■ **WHAT TO WORK ON**
From the records below, extract all the text exactly and leave the images behind.

----

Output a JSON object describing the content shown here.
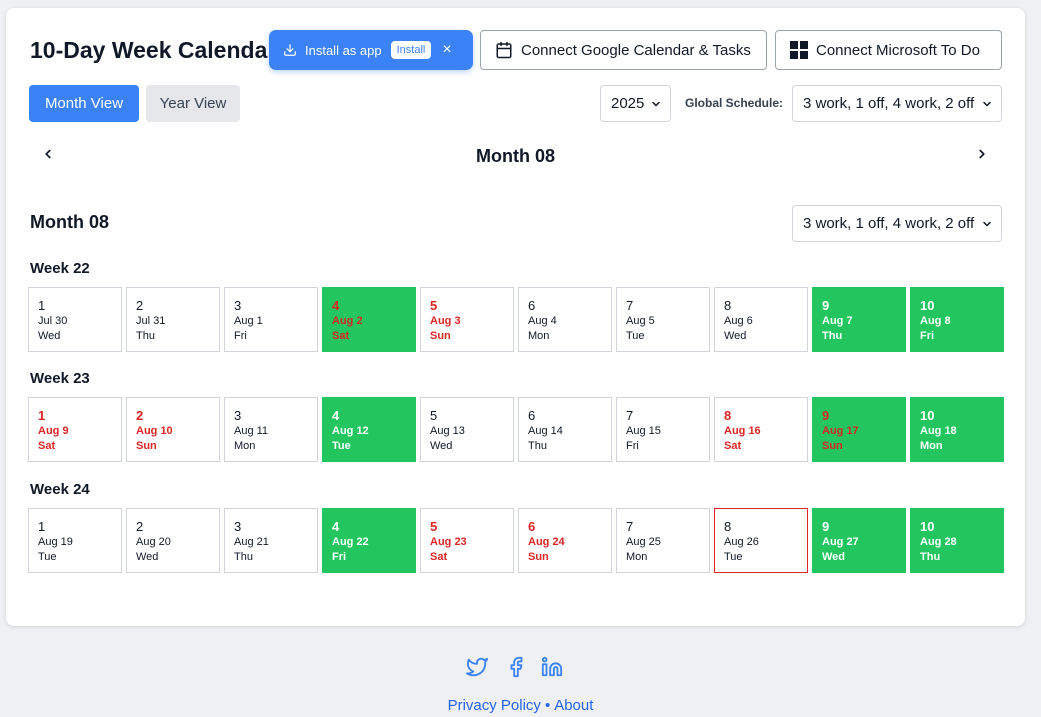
{
  "header": {
    "title": "10-Day Week Calendar",
    "install_banner": {
      "label": "Install as app",
      "button": "Install",
      "close": "×"
    },
    "connect_google": "Connect Google Calendar & Tasks",
    "connect_microsoft": "Connect Microsoft To Do"
  },
  "view_tabs": {
    "month": "Month View",
    "year": "Year View"
  },
  "year_select": {
    "value": "2025"
  },
  "global_schedule": {
    "label": "Global Schedule:",
    "value": "3 work, 1 off, 4 work, 2 off"
  },
  "navigation": {
    "current": "Month 08"
  },
  "month_section": {
    "title": "Month 08",
    "schedule_value": "3 work, 1 off, 4 work, 2 off"
  },
  "weeks": [
    {
      "label": "Week 22",
      "days": [
        {
          "num": "1",
          "date": "Jul 30",
          "dow": "Wed",
          "off": false,
          "work": false
        },
        {
          "num": "2",
          "date": "Jul 31",
          "dow": "Thu",
          "off": false,
          "work": false
        },
        {
          "num": "3",
          "date": "Aug 1",
          "dow": "Fri",
          "off": false,
          "work": false
        },
        {
          "num": "4",
          "date": "Aug 2",
          "dow": "Sat",
          "off": true,
          "work": true
        },
        {
          "num": "5",
          "date": "Aug 3",
          "dow": "Sun",
          "off": true,
          "work": false
        },
        {
          "num": "6",
          "date": "Aug 4",
          "dow": "Mon",
          "off": false,
          "work": false
        },
        {
          "num": "7",
          "date": "Aug 5",
          "dow": "Tue",
          "off": false,
          "work": false
        },
        {
          "num": "8",
          "date": "Aug 6",
          "dow": "Wed",
          "off": false,
          "work": false
        },
        {
          "num": "9",
          "date": "Aug 7",
          "dow": "Thu",
          "off": false,
          "work": true
        },
        {
          "num": "10",
          "date": "Aug 8",
          "dow": "Fri",
          "off": false,
          "work": true
        }
      ]
    },
    {
      "label": "Week 23",
      "days": [
        {
          "num": "1",
          "date": "Aug 9",
          "dow": "Sat",
          "off": true,
          "work": false
        },
        {
          "num": "2",
          "date": "Aug 10",
          "dow": "Sun",
          "off": true,
          "work": false
        },
        {
          "num": "3",
          "date": "Aug 11",
          "dow": "Mon",
          "off": false,
          "work": false
        },
        {
          "num": "4",
          "date": "Aug 12",
          "dow": "Tue",
          "off": false,
          "work": true
        },
        {
          "num": "5",
          "date": "Aug 13",
          "dow": "Wed",
          "off": false,
          "work": false
        },
        {
          "num": "6",
          "date": "Aug 14",
          "dow": "Thu",
          "off": false,
          "work": false
        },
        {
          "num": "7",
          "date": "Aug 15",
          "dow": "Fri",
          "off": false,
          "work": false
        },
        {
          "num": "8",
          "date": "Aug 16",
          "dow": "Sat",
          "off": true,
          "work": false
        },
        {
          "num": "9",
          "date": "Aug 17",
          "dow": "Sun",
          "off": true,
          "work": true
        },
        {
          "num": "10",
          "date": "Aug 18",
          "dow": "Mon",
          "off": false,
          "work": true
        }
      ]
    },
    {
      "label": "Week 24",
      "days": [
        {
          "num": "1",
          "date": "Aug 19",
          "dow": "Tue",
          "off": false,
          "work": false
        },
        {
          "num": "2",
          "date": "Aug 20",
          "dow": "Wed",
          "off": false,
          "work": false
        },
        {
          "num": "3",
          "date": "Aug 21",
          "dow": "Thu",
          "off": false,
          "work": false
        },
        {
          "num": "4",
          "date": "Aug 22",
          "dow": "Fri",
          "off": false,
          "work": true
        },
        {
          "num": "5",
          "date": "Aug 23",
          "dow": "Sat",
          "off": true,
          "work": false
        },
        {
          "num": "6",
          "date": "Aug 24",
          "dow": "Sun",
          "off": true,
          "work": false
        },
        {
          "num": "7",
          "date": "Aug 25",
          "dow": "Mon",
          "off": false,
          "work": false
        },
        {
          "num": "8",
          "date": "Aug 26",
          "dow": "Tue",
          "off": false,
          "work": false,
          "today": true
        },
        {
          "num": "9",
          "date": "Aug 27",
          "dow": "Wed",
          "off": false,
          "work": true
        },
        {
          "num": "10",
          "date": "Aug 28",
          "dow": "Thu",
          "off": false,
          "work": true
        }
      ]
    }
  ],
  "footer": {
    "social_icons": [
      "twitter-icon",
      "facebook-icon",
      "linkedin-icon"
    ],
    "privacy": "Privacy Policy",
    "separator": "•",
    "about": "About"
  },
  "colors": {
    "accent": "#3b82f6",
    "work_day": "#22c55e",
    "off_day_text": "#dc2626",
    "link": "#2563eb"
  }
}
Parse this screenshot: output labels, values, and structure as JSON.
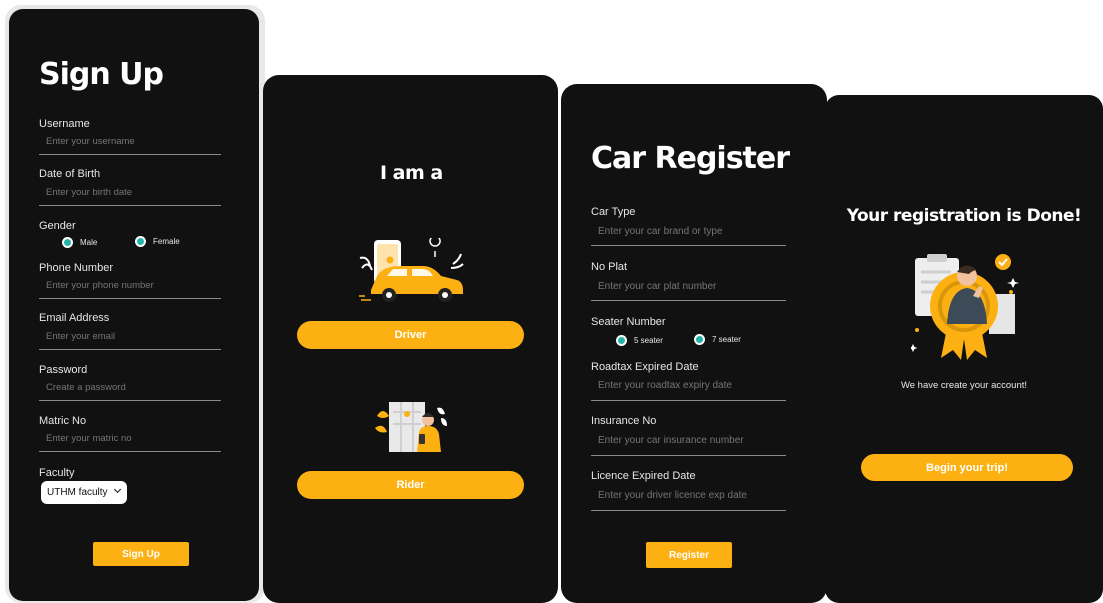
{
  "signup": {
    "title": "Sign Up",
    "username": {
      "label": "Username",
      "placeholder": "Enter your username"
    },
    "dob": {
      "label": "Date of Birth",
      "placeholder": "Enter your birth date"
    },
    "gender": {
      "label": "Gender",
      "options": [
        "Male",
        "Female"
      ]
    },
    "phone": {
      "label": "Phone Number",
      "placeholder": "Enter your phone number"
    },
    "email": {
      "label": "Email Address",
      "placeholder": "Enter your email"
    },
    "password": {
      "label": "Password",
      "placeholder": "Create a password"
    },
    "matric": {
      "label": "Matric No",
      "placeholder": "Enter your matric no"
    },
    "faculty": {
      "label": "Faculty",
      "selected": "UTHM faculty"
    },
    "submit_label": "Sign Up"
  },
  "role": {
    "title": "I am a",
    "driver_label": "Driver",
    "rider_label": "Rider"
  },
  "car": {
    "title": "Car Register",
    "car_type": {
      "label": "Car Type",
      "placeholder": "Enter your car brand or type"
    },
    "plate": {
      "label": "No Plat",
      "placeholder": "Enter your car plat number"
    },
    "seater": {
      "label": "Seater Number",
      "options": [
        "5 seater",
        "7 seater"
      ]
    },
    "roadtax": {
      "label": "Roadtax Expired Date",
      "placeholder": "Enter your roadtax expiry date"
    },
    "insurance": {
      "label": "Insurance No",
      "placeholder": "Enter your car insurance number"
    },
    "licence": {
      "label": "Licence Expired Date",
      "placeholder": "Enter your driver licence exp date"
    },
    "submit_label": "Register"
  },
  "done": {
    "title": "Your registration is Done!",
    "message": "We have create your account!",
    "button_label": "Begin your trip!"
  },
  "colors": {
    "panel": "#111111",
    "accent": "#fcb012",
    "radio": "#22b5a8"
  }
}
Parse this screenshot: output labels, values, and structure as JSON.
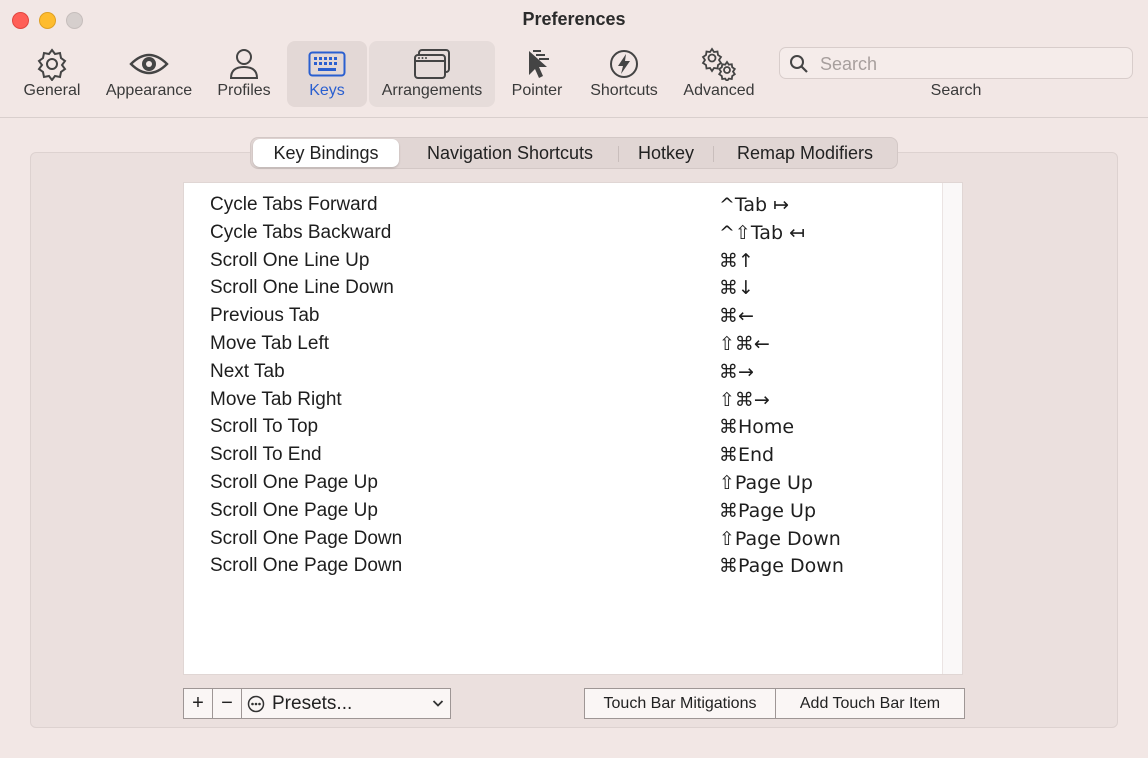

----

■ **OUTPUT OF THE TASK**
Output a JSON object describing the content shown here.
{
  "header": {
    "title": "10-Day Week Calendar",
    "install_banner": {
      "label": "Install as app",
      "button": "Install",
      "close": "×"
    },
    "connect_google": "Connect Google Calendar & Tasks",
    "connect_microsoft": "Connect Microsoft To Do"
  },
  "view_tabs": {
    "month": "Month View",
    "year": "Year View"
  },
  "year_select": {
    "value": "2025"
  },
  "global_schedule": {
    "label": "Global Schedule:",
    "value": "3 work, 1 off, 4 work, 2 off"
  },
  "navigation": {
    "current": "Month 08"
  },
  "month_section": {
    "title": "Month 08",
    "schedule_value": "3 work, 1 off, 4 work, 2 off"
  },
  "weeks": [
    {
      "label": "Week 22",
      "days": [
        {
          "num": "1",
          "date": "Jul 30",
          "dow": "Wed",
          "off": false,
          "work": false
        },
        {
          "num": "2",
          "date": "Jul 31",
          "dow": "Thu",
          "off": false,
          "work": false
        },
        {
          "num": "3",
          "date": "Aug 1",
          "dow": "Fri",
          "off": false,
          "work": false
        },
        {
          "num": "4",
          "date": "Aug 2",
          "dow": "Sat",
          "off": true,
          "work": true
        },
        {
          "num": "5",
          "date": "Aug 3",
          "dow": "Sun",
          "off": true,
          "work": false
        },
        {
          "num": "6",
          "date": "Aug 4",
          "dow": "Mon",
          "off": false,
          "work": false
        },
        {
          "num": "7",
          "date": "Aug 5",
          "dow": "Tue",
          "off": false,
          "work": false
        },
        {
          "num": "8",
          "date": "Aug 6",
          "dow": "Wed",
          "off": false,
          "work": false
        },
        {
          "num": "9",
          "date": "Aug 7",
          "dow": "Thu",
          "off": false,
          "work": true
        },
        {
          "num": "10",
          "date": "Aug 8",
          "dow": "Fri",
          "off": false,
          "work": true
        }
      ]
    },
    {
      "label": "Week 23",
      "days": [
        {
          "num": "1",
          "date": "Aug 9",
          "dow": "Sat",
          "off": true,
          "work": false
        },
        {
          "num": "2",
          "date": "Aug 10",
          "dow": "Sun",
          "off": true,
          "work": false
        },
        {
          "num": "3",
          "date": "Aug 11",
          "dow": "Mon",
          "off": false,
          "work": false
        },
        {
          "num": "4",
          "date": "Aug 12",
          "dow": "Tue",
          "off": false,
          "work": true
        },
        {
          "num": "5",
          "date": "Aug 13",
          "dow": "Wed",
          "off": false,
          "work": false
        },
        {
          "num": "6",
          "date": "Aug 14",
          "dow": "Thu",
          "off": false,
          "work": false
        },
        {
          "num": "7",
          "date": "Aug 15",
          "dow": "Fri",
          "off": false,
          "work": false
        },
        {
          "num": "8",
          "date": "Aug 16",
          "dow": "Sat",
          "off": true,
          "work": false
        },
        {
          "num": "9",
          "date": "Aug 17",
          "dow": "Sun",
          "off": true,
          "work": true
        },
        {
          "num": "10",
          "date": "Aug 18",
          "dow": "Mon",
          "off": false,
          "work": true
        }
      ]
    },
    {
      "label": "Week 24",
      "days": [
        {
          "num": "1",
          "date": "Aug 19",
          "dow": "Tue",
          "off": false,
          "work": false
        },
        {
          "num": "2",
          "date": "Aug 20",
          "dow": "Wed",
          "off": false,
          "work": false
        },
        {
          "num": "3",
          "date": "Aug 21",
          "dow": "Thu",
          "off": false,
          "work": false
        },
        {
          "num": "4",
          "date": "Aug 22",
          "dow": "Fri",
          "off": false,
          "work": true
        },
        {
          "num": "5",
          "date": "Aug 23",
          "dow": "Sat",
          "off": true,
          "work": false
        },
        {
          "num": "6",
          "date": "Aug 24",
          "dow": "Sun",
          "off": true,
          "work": false
        },
        {
          "num": "7",
          "date": "Aug 25",
          "dow": "Mon",
          "off": false,
          "work": false
        },
        {
          "num": "8",
          "date": "Aug 26",
          "dow": "Tue",
          "off": false,
          "work": false,
          "today": true
        },
        {
          "num": "9",
          "date": "Aug 27",
          "dow": "Wed",
          "off": false,
          "work": true
        },
        {
          "num": "10",
          "date": "Aug 28",
          "dow": "Thu",
          "off": false,
          "work": true
        }
      ]
    }
  ],
  "footer": {
    "social_icons": [
      "twitter-icon",
      "facebook-icon",
      "linkedin-icon"
    ],
    "privacy": "Privacy Policy",
    "separator": "•",
    "about": "About"
  },
  "colors": {
    "accent": "#3b82f6",
    "work_day": "#22c55e",
    "off_day_text": "#dc2626",
    "link": "#2563eb"
  }
}
Parse this screenshot: output labels, values, and structure as JSON.
{
  "signup": {
    "title": "Sign Up",
    "username": {
      "label": "Username",
      "placeholder": "Enter your username"
    },
    "dob": {
      "label": "Date of Birth",
      "placeholder": "Enter your birth date"
    },
    "gender": {
      "label": "Gender",
      "options": [
        "Male",
        "Female"
      ]
    },
    "phone": {
      "label": "Phone Number",
      "placeholder": "Enter your phone number"
    },
    "email": {
      "label": "Email Address",
      "placeholder": "Enter your email"
    },
    "password": {
      "label": "Password",
      "placeholder": "Create a password"
    },
    "matric": {
      "label": "Matric No",
      "placeholder": "Enter your matric no"
    },
    "faculty": {
      "label": "Faculty",
      "selected": "UTHM faculty"
    },
    "submit_label": "Sign Up"
  },
  "role": {
    "title": "I am a",
    "driver_label": "Driver",
    "rider_label": "Rider"
  },
  "car": {
    "title": "Car Register",
    "car_type": {
      "label": "Car Type",
      "placeholder": "Enter your car brand or type"
    },
    "plate": {
      "label": "No Plat",
      "placeholder": "Enter your car plat number"
    },
    "seater": {
      "label": "Seater Number",
      "options": [
        "5 seater",
        "7 seater"
      ]
    },
    "roadtax": {
      "label": "Roadtax Expired Date",
      "placeholder": "Enter your roadtax expiry date"
    },
    "insurance": {
      "label": "Insurance No",
      "placeholder": "Enter your car insurance number"
    },
    "licence": {
      "label": "Licence Expired Date",
      "placeholder": "Enter your driver licence exp date"
    },
    "submit_label": "Register"
  },
  "done": {
    "title": "Your registration is Done!",
    "message": "We have create your account!",
    "button_label": "Begin your trip!"
  },
  "colors": {
    "panel": "#111111",
    "accent": "#fcb012",
    "radio": "#22b5a8"
  }
}
Parse this screenshot: output labels, values, and structure as JSON.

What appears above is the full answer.